Sunday, September 08, 2013 6:31 am
Cambodian opposition readies parliament boycott
By SOPHENG CHEANG and JUSTINE DRENNANAssociated Press
Sam Rainsy, leader of the opposition Cambodia National Rescue Party, told reporters that his party would not take part in any form of government as a matter of principle until there was an independent investigation of alleged election irregularities.
Earlier Sunday, the government-appointed National Election Committee ratified results giving Hun Sen's Cambodian People's Party 68 seats in the National Assembly, and the opposition party 55.
Parliament has to convene within 60 days of the July 28 election.
Sam Rainsy said the opposition would hold continuous public demonstrations from Sept. 15-17, which might include rallies or marches, to press its demand for a probe.
Hun Sen has ruled Cambodia for 28 years and remains firmly in control, although the opposition won significantly more seats than it had in the past.
The opposition has claimed it would have won the majority of seats had the election been fair, but its legal challenges were rejected. About 20,000 opposition supporters gathered Saturday in Phnom Penh, the capital, to cheer their leaders' demands for an investigation of what their leaders said was vote tampering and widespread voter disenfranchisement.
"As long as the ruling party does not accept the truth to be exposed, and does not accept to render justice to the Cambodian people through voting, we will not participate in any form of government or any form of arrangement with the ruling party, because it is a matter of principle," Sam Rainsy said Sunday. "We're never going to compromise our principles."
He suggested that if Hun Sen's party proceeded to rule with a single-party parliament and no probe of the election results, it would be rejected by both the Cambodian people and the international community, so that "Cambodia will be really headed for trouble, for instability ..."
It was not clear how long a boycott of parliament would last.
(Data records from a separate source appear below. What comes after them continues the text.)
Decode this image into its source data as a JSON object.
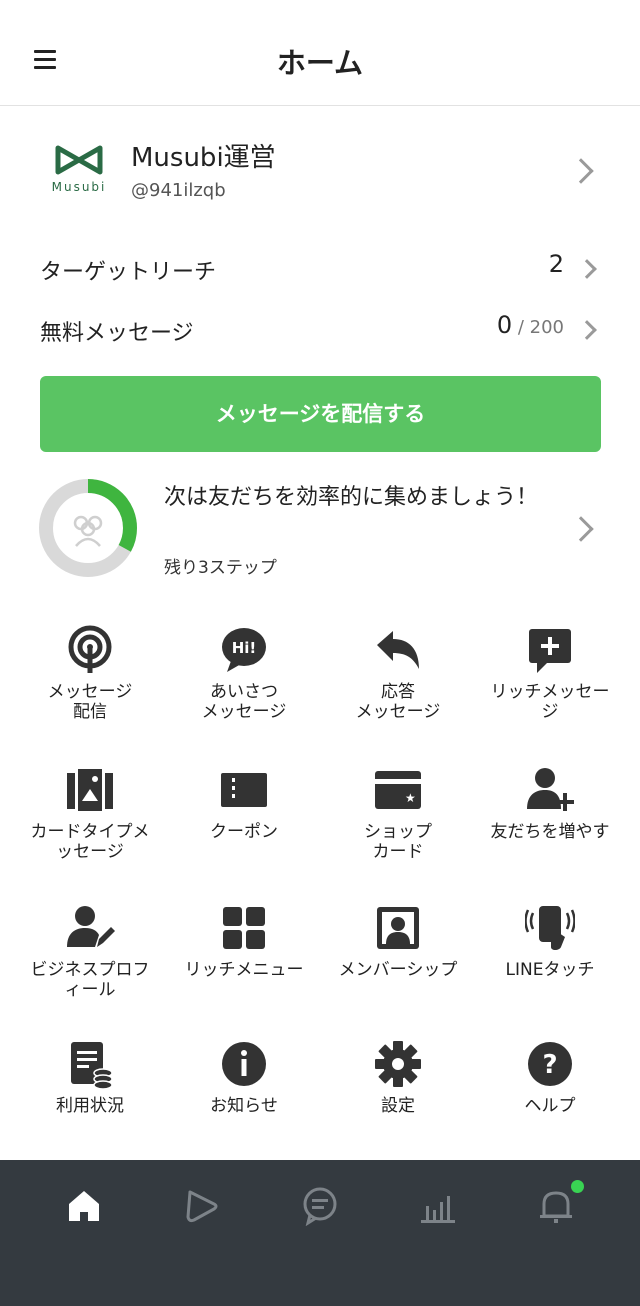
{
  "header": {
    "title": "ホーム"
  },
  "account": {
    "name": "Musubi運営",
    "id": "@941ilzqb",
    "logo_text": "Musubi",
    "logo_color": "#2a6b45"
  },
  "stats": [
    {
      "label": "ターゲットリーチ",
      "value": "2",
      "sub": ""
    },
    {
      "label": "無料メッセージ",
      "value": "0",
      "sub": " / 200"
    }
  ],
  "cta": {
    "label": "メッセージを配信する",
    "color": "#5ac463"
  },
  "progress": {
    "title": "次は友だちを効率的に集めましょう！",
    "subtitle": "残り3ステップ",
    "fraction": 0.33,
    "color": "#3fb53f"
  },
  "features": [
    {
      "icon": "broadcast-icon",
      "label": "メッセージ\n配信"
    },
    {
      "icon": "hi-bubble-icon",
      "label": "あいさつ\nメッセージ"
    },
    {
      "icon": "reply-arrow-icon",
      "label": "応答\nメッセージ"
    },
    {
      "icon": "rich-message-icon",
      "label": "リッチメッセー\nジ"
    },
    {
      "icon": "card-message-icon",
      "label": "カードタイプメ\nッセージ"
    },
    {
      "icon": "coupon-icon",
      "label": "クーポン"
    },
    {
      "icon": "shop-card-icon",
      "label": "ショップ\nカード"
    },
    {
      "icon": "add-friend-icon",
      "label": "友だちを増やす"
    },
    {
      "icon": "business-profile-icon",
      "label": "ビジネスプロフ\nィール"
    },
    {
      "icon": "rich-menu-icon",
      "label": "リッチメニュー"
    },
    {
      "icon": "membership-icon",
      "label": "メンバーシップ"
    },
    {
      "icon": "line-touch-icon",
      "label": "LINEタッチ"
    },
    {
      "icon": "usage-icon",
      "label": "利用状況"
    },
    {
      "icon": "info-icon",
      "label": "お知らせ"
    },
    {
      "icon": "gear-icon",
      "label": "設定"
    },
    {
      "icon": "help-icon",
      "label": "ヘルプ"
    }
  ],
  "bottom_nav": [
    {
      "icon": "home-icon",
      "active": true
    },
    {
      "icon": "voom-icon",
      "active": false
    },
    {
      "icon": "chat-icon",
      "active": false
    },
    {
      "icon": "analytics-icon",
      "active": false
    },
    {
      "icon": "bell-icon",
      "active": false,
      "badge": true
    }
  ]
}
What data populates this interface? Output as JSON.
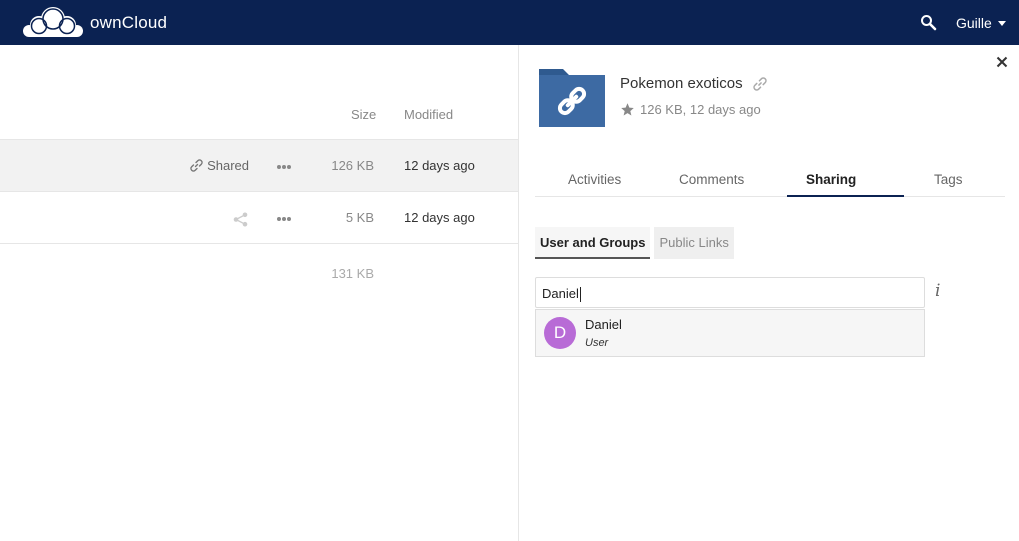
{
  "header": {
    "app_name": "ownCloud",
    "user": "Guille",
    "logo_icon": "cloud-logo-icon",
    "search_icon": "search-icon",
    "bg_color": "#0b2252"
  },
  "file_list": {
    "columns": {
      "size": "Size",
      "modified": "Modified"
    },
    "rows": [
      {
        "share_label": "Shared",
        "size": "126 KB",
        "modified": "12 days ago",
        "selected": true
      },
      {
        "share_label": "",
        "size": "5 KB",
        "modified": "12 days ago",
        "selected": false
      }
    ],
    "total_size": "131 KB"
  },
  "sidebar": {
    "file_name": "Pokemon exoticos",
    "file_meta": "126 KB, 12 days ago",
    "tabs": [
      "Activities",
      "Comments",
      "Sharing",
      "Tags"
    ],
    "active_tab": "Sharing",
    "subtabs": [
      "User and Groups",
      "Public Links"
    ],
    "share_input_value": "Daniel",
    "autocomplete": {
      "initial": "D",
      "name": "Daniel",
      "type": "User",
      "avatar_color": "#b86bd6"
    },
    "info_glyph": "i"
  }
}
Deputy opposition leader Kem Sokha specified it would apply to the opening day of the new National Assembly, while Sam Rainsy's remarks implied it would be open-ended.
After previous elections, opposition members have boycotted initial assembly sessions and later been admitted into the body. But a boycott could mean the opposition loses out on parliamentary leadership positions such as committee chairmanships.
While the opposition previously seemed to hope it could invalidate some of the election results, it now may be seeking a show of strength mostly to pressure the ruling party to give up some of the leadership positions.
David Chandler, a leading Cambodia scholar, said it would be wise for the opposition lawmakers to simply take up the 55 seats they won rather than risk losing their say in government.
"I can sympathize with the CNRP, but I think they're being very unrealistic in their demands for power," he said.
Sam Rainsy said there would be "a series of demonstrations," the first of which is to begin Sept. 15 and continue until Sept. 17. He said the demonstrations could take the form of sit-ins or marches, but that the party had not yet decided the specifics.
Asked if he was worried that drawn-out protests would lose steam, he said he had "no concern. We have been in touch with the population, and the population is very frustrated."
Previous plans for protests stirred fears of violence, especially because of the government's deployment of troops and armored vehicles in Phnom Penh days after the election. Hun Sen has a reputation for dealing harshly with opponents.
Hun Sen has a record of cracking down on the opposition after previous elections, but the surprising strength of the opposition's results, also reflected in a close popular vote, has raised speculation that he may try to play the reform card this time around to placate critics and accommodate the public will.
"The Cambodian People's Party understands the message that the people expressed through their ballots for the need for the new government to undertake reforms," said Khieu Kanharith, Hun Sen's information minister and spokesman for his ruling party. "We'll undertake thorough reforms for the sake of our country."